[DATA FOR THE TASK — start]

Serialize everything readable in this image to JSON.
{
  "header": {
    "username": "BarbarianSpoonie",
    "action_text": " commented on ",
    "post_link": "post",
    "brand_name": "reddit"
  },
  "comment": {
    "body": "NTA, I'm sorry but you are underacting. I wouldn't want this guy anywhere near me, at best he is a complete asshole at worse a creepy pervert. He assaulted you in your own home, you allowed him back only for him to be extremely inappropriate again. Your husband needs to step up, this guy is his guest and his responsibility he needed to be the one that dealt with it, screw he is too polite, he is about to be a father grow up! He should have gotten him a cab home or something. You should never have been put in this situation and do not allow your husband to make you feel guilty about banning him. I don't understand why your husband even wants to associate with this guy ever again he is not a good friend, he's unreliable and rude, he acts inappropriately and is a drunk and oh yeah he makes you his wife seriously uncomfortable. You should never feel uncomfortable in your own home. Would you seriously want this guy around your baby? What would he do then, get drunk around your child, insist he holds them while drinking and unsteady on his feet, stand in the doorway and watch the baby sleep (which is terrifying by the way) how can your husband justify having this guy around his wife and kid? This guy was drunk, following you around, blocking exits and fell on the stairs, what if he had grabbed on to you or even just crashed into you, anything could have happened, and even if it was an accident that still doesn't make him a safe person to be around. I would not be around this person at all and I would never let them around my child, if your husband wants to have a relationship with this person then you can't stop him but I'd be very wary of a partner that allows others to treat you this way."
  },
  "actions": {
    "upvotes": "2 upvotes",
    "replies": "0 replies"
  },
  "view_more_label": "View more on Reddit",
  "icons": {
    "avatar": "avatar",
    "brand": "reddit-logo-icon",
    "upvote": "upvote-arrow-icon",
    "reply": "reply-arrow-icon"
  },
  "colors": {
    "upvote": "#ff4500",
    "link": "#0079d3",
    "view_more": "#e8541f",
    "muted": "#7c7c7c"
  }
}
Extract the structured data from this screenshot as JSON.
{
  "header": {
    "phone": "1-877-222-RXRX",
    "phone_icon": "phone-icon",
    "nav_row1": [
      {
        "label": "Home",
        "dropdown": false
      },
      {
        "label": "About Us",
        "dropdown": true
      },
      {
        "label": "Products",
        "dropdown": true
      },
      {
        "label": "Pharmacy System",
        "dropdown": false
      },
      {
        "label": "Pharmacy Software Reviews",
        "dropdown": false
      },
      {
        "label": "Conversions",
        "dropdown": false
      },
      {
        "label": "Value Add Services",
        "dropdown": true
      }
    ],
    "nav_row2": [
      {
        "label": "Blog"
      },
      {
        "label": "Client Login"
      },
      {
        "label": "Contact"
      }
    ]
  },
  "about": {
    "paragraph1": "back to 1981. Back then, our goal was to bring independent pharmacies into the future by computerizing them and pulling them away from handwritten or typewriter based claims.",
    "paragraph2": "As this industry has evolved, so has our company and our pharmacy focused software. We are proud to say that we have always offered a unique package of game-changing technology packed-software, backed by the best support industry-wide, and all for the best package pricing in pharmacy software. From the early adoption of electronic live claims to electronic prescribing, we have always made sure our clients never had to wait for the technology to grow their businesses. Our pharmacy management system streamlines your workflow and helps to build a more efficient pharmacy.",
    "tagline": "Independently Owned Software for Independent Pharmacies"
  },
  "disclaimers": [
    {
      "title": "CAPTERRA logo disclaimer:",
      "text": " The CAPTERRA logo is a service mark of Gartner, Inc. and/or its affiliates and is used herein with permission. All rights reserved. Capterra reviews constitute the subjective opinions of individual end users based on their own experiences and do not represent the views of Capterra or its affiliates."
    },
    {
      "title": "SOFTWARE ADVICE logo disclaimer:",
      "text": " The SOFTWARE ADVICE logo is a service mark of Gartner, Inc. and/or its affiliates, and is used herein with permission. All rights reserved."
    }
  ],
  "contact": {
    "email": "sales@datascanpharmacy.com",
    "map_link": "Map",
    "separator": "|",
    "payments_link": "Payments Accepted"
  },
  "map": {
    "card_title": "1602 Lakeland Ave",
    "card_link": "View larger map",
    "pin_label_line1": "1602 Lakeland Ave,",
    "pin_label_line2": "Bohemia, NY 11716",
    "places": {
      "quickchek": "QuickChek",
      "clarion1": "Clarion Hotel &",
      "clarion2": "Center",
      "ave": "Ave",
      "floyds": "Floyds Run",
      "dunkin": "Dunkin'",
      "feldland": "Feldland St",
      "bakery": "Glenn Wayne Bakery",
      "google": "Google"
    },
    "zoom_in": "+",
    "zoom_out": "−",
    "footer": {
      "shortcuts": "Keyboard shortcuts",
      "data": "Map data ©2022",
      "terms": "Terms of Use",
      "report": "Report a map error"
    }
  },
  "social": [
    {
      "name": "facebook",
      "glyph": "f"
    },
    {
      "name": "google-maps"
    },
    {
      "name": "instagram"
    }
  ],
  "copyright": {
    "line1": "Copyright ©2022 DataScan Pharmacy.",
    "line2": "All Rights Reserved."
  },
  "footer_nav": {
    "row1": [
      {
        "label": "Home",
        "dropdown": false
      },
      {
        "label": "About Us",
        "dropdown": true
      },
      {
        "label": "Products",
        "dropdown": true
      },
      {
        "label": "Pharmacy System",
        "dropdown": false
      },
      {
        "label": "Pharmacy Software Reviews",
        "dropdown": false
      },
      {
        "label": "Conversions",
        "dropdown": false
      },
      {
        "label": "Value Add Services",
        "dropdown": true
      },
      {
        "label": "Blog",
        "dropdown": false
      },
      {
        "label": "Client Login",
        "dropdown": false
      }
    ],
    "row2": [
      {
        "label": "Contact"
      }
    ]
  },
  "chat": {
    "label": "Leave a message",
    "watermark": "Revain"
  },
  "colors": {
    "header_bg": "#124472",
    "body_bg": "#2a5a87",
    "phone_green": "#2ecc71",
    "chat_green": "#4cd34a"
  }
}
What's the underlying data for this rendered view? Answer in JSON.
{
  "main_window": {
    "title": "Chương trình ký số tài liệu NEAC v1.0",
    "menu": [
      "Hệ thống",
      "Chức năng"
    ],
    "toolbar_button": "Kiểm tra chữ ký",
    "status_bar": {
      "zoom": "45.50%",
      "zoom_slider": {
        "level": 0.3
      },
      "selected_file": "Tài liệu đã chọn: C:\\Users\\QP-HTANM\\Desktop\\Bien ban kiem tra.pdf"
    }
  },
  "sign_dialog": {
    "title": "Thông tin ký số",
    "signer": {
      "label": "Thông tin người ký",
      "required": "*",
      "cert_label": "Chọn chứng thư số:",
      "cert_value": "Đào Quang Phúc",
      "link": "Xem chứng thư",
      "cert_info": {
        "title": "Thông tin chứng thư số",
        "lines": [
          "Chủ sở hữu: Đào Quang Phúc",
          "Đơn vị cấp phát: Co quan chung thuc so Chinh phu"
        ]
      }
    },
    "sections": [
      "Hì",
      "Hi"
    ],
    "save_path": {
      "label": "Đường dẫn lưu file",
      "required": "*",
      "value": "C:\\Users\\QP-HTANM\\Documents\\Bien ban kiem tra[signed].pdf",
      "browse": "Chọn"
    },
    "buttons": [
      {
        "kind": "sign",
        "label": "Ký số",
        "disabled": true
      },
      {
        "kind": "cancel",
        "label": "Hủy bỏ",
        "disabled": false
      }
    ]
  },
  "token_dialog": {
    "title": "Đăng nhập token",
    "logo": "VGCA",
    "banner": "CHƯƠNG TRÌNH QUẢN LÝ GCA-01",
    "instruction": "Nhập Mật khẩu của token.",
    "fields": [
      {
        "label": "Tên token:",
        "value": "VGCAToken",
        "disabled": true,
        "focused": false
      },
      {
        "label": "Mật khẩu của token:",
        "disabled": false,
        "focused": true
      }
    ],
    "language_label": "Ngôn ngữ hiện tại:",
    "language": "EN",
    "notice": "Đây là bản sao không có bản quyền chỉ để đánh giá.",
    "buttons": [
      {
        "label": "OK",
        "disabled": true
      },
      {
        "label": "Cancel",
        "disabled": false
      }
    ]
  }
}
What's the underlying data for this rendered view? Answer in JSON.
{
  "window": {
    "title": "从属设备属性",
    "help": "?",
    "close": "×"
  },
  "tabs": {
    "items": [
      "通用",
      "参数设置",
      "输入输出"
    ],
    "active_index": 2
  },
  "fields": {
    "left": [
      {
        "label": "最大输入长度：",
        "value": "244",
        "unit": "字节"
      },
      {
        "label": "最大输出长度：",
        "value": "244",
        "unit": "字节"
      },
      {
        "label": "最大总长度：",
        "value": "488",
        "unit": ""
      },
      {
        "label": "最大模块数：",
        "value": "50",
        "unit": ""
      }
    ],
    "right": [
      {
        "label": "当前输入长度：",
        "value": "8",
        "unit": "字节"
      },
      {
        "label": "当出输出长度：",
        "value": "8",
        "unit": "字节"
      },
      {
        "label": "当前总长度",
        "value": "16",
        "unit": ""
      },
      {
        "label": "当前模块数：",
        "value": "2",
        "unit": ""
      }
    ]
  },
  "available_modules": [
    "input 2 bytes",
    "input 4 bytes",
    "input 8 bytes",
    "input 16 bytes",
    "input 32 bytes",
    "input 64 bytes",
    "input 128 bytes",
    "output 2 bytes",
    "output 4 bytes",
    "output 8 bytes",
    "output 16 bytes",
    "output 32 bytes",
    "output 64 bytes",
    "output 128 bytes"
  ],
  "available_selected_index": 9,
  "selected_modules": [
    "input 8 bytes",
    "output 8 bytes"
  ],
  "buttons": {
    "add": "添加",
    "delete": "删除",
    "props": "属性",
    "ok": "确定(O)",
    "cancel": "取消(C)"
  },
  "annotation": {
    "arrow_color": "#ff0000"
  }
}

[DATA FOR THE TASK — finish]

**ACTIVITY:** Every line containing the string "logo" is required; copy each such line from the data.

**REPLY:**
    "brand": "reddit-logo-icon",
      "title": "CAPTERRA logo disclaimer:",
      "text": " The CAPTERRA logo is a service mark of Gartner, Inc. and/or its affiliates and is used herein with permission. All rights reserved. Capterra reviews constitute the subjective opinions of individual end users based on their own experiences and do not represent the views of Capterra or its affiliates."
      "title": "SOFTWARE ADVICE logo disclaimer:",
      "text": " The SOFTWARE ADVICE logo is a service mark of Gartner, Inc. and/or its affiliates, and is used herein with permission. All rights reserved."
    "logo": "VGCA",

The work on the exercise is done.